If you have ordered any accessories with your drone, then check if all of the items are in the package. Basically, the whole idea is to verify if everything that was supposed to be included along with the drone equipment is there. If anything is not functional or damaged, then immediately inform the drone rental company as soon as you discover the problem.
You may also hire a drone pilot if you want a professional result unless you are adept at handling the drone. You can find drone pilots in your local area by running a google search or you can use websites like hireuavpro.com and find someone who is skilled at operating a drone and looking for work.
Returning the equipment
Once you are done using the drone, you will either have to ship it back or drop it off at a physical location somewhere close to your own location. Shipping the equipment back is either done through the return shipping label which the rental company may have already provided you or you would have to pay the shipping charges for the return. The details depend on the rental company’s terms and conditions.
Some other things to keep in mind
So you have selected your drone, found the right rental company, and have received that exciting shipment. You are ready to fly that drone. But before you go and do that, remember the following points:
- Be about 5 miles away from all airports. You do not want to be in the news as the person who shut down the airport for a few hours because of unauthorized drone flying.
- Do not make the drone go too high. Be within 400 feet from the ground and stay within that limit.
- Do not fly over other people you don’t know without their permission. It does not take long for someone to become paranoid and sue you for feeling threatened or upset because their privacy was compromised.
- Do not fly over government facilities, or else the police might just show up at your doorstep.
- Do not fly over crime scenes or natural disaster areas like a forest fire. It would be unsafe to do so.

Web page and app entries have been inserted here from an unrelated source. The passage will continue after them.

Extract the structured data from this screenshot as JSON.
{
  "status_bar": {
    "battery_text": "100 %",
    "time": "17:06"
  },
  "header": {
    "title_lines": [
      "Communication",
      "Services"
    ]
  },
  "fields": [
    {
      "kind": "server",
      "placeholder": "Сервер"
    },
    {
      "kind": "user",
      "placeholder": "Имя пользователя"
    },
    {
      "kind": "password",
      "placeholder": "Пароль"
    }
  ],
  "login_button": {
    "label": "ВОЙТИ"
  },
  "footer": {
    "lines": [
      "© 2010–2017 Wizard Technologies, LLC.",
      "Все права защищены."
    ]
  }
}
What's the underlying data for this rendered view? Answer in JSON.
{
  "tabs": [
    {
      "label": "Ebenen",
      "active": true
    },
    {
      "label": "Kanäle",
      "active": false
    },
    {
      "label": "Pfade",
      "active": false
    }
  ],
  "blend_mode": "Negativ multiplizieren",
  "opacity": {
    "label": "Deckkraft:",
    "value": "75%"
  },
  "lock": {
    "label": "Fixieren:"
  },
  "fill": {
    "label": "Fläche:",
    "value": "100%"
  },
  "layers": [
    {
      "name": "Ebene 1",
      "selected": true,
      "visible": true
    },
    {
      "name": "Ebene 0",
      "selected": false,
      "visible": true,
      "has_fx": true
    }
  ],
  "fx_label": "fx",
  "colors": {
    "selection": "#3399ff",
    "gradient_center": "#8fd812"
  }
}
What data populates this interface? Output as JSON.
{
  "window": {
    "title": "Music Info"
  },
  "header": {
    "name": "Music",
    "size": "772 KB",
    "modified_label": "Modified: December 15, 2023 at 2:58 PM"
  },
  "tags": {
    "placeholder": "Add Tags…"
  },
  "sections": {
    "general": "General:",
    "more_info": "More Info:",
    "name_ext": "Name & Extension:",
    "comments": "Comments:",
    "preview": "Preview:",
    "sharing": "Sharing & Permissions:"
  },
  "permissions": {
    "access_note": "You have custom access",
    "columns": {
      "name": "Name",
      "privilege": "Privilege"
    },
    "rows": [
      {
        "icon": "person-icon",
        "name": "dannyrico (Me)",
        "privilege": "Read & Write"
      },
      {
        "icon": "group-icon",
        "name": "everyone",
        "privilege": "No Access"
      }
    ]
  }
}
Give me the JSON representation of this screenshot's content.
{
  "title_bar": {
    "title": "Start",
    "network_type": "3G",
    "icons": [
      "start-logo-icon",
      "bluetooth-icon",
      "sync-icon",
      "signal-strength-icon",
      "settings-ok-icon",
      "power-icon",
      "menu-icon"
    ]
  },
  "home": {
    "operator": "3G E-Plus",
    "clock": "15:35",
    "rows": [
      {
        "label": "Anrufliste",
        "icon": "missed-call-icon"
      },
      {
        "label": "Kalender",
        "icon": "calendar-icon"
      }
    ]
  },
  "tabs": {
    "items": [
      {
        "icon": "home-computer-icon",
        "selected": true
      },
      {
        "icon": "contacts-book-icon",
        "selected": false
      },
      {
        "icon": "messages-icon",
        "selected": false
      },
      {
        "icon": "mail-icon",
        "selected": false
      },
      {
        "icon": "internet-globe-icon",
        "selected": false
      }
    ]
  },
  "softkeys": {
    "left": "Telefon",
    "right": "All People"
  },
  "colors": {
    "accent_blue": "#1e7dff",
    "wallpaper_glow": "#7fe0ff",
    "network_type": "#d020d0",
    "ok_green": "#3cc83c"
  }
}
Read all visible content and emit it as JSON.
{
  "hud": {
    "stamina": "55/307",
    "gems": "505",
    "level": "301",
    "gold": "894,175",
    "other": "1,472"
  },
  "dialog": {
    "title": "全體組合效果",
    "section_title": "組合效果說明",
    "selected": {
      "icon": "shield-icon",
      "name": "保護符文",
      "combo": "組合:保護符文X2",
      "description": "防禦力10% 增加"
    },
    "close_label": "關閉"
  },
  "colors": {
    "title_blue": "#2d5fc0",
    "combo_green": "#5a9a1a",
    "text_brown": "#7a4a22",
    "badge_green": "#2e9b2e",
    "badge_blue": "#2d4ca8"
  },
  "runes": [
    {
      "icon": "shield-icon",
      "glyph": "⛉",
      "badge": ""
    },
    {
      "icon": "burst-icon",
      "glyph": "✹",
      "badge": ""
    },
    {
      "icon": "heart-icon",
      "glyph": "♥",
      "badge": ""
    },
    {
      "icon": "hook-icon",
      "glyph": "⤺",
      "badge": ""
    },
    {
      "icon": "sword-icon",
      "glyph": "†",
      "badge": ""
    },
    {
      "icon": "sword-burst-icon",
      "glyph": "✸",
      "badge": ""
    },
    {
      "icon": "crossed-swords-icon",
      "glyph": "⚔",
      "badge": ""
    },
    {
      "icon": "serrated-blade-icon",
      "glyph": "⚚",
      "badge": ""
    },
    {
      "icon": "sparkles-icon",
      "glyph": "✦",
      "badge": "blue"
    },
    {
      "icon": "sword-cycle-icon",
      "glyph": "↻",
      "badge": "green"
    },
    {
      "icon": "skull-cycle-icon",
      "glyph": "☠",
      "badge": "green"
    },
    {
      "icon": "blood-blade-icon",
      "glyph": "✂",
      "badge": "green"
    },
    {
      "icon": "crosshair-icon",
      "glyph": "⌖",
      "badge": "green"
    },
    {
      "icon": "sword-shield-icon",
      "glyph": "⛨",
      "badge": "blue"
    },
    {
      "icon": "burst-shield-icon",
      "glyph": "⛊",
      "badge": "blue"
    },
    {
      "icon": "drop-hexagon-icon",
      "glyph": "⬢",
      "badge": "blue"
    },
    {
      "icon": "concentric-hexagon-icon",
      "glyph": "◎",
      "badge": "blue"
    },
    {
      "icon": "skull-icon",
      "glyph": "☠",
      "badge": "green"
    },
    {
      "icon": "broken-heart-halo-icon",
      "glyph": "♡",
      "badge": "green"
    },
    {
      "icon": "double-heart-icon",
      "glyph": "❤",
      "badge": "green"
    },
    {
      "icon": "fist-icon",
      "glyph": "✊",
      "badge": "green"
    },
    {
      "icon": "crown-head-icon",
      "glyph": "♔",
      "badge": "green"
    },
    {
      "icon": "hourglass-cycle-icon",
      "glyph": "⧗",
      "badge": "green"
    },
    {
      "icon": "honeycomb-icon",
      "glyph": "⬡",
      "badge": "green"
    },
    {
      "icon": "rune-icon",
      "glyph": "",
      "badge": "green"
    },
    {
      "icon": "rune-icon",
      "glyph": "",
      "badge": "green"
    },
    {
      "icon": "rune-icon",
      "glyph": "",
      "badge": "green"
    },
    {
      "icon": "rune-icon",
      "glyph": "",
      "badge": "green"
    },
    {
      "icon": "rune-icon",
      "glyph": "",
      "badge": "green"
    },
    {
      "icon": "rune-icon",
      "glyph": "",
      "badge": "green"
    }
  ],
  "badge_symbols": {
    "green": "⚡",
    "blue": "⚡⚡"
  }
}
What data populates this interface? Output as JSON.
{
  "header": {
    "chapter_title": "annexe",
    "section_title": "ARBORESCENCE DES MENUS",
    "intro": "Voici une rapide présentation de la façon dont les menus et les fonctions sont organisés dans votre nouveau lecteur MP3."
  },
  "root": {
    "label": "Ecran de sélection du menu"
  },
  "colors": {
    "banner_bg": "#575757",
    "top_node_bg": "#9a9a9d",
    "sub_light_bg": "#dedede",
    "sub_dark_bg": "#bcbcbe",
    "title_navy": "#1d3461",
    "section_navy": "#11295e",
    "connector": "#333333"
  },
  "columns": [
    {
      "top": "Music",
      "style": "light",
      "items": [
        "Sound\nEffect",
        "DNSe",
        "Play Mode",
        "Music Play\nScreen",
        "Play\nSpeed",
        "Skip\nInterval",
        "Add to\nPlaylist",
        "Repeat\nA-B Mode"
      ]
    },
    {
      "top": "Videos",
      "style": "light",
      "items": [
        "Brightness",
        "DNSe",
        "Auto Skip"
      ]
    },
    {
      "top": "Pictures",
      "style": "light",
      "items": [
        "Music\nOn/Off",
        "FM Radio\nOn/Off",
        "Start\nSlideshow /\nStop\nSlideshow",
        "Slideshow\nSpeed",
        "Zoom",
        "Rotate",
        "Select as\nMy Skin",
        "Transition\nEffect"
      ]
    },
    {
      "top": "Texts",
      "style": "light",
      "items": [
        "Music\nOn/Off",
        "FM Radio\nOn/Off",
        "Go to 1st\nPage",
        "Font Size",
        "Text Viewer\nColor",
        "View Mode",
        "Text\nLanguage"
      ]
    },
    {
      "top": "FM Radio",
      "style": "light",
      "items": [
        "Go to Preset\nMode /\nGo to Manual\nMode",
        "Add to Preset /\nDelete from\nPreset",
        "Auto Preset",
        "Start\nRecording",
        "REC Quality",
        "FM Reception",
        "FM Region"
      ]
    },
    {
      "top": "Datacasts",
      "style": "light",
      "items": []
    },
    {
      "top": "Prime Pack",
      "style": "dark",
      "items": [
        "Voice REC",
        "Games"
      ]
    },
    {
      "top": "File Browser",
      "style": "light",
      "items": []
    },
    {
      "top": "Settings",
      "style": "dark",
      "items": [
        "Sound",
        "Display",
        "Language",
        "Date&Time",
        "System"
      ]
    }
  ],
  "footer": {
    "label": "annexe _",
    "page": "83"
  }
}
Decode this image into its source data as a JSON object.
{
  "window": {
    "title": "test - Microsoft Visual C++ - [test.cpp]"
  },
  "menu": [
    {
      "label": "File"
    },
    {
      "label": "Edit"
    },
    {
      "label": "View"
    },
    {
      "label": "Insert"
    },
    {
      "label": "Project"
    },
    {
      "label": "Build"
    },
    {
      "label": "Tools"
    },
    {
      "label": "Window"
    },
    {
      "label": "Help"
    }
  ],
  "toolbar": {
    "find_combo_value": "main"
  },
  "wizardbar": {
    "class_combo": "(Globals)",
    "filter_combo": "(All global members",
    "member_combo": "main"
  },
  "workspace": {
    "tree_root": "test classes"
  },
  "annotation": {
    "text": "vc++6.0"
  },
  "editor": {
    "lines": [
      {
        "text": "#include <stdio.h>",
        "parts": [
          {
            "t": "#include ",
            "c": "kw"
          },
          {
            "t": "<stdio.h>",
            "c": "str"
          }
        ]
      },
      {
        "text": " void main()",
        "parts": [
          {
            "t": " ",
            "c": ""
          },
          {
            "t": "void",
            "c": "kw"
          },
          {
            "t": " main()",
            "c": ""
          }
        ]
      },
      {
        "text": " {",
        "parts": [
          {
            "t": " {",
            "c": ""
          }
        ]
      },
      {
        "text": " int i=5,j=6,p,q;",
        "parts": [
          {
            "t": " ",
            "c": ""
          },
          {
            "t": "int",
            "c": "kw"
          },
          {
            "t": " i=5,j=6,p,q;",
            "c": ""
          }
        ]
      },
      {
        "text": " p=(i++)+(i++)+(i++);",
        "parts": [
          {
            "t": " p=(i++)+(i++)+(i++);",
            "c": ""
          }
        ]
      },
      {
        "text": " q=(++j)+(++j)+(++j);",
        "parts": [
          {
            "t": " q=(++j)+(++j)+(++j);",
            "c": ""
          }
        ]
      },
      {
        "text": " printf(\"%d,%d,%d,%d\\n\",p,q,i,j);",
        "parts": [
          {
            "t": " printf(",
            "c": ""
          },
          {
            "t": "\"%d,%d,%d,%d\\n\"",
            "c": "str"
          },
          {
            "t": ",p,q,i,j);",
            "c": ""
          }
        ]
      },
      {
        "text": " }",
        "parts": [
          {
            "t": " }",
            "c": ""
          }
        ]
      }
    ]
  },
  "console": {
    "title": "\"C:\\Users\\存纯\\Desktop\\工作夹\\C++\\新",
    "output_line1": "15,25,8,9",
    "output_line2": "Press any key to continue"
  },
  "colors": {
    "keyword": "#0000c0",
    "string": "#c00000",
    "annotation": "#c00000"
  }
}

- Try not to fly over other people’s private property.
- Do not land in wet grass or mud.
- If the police do show up or if you do get into trouble, keep your calm and be polite.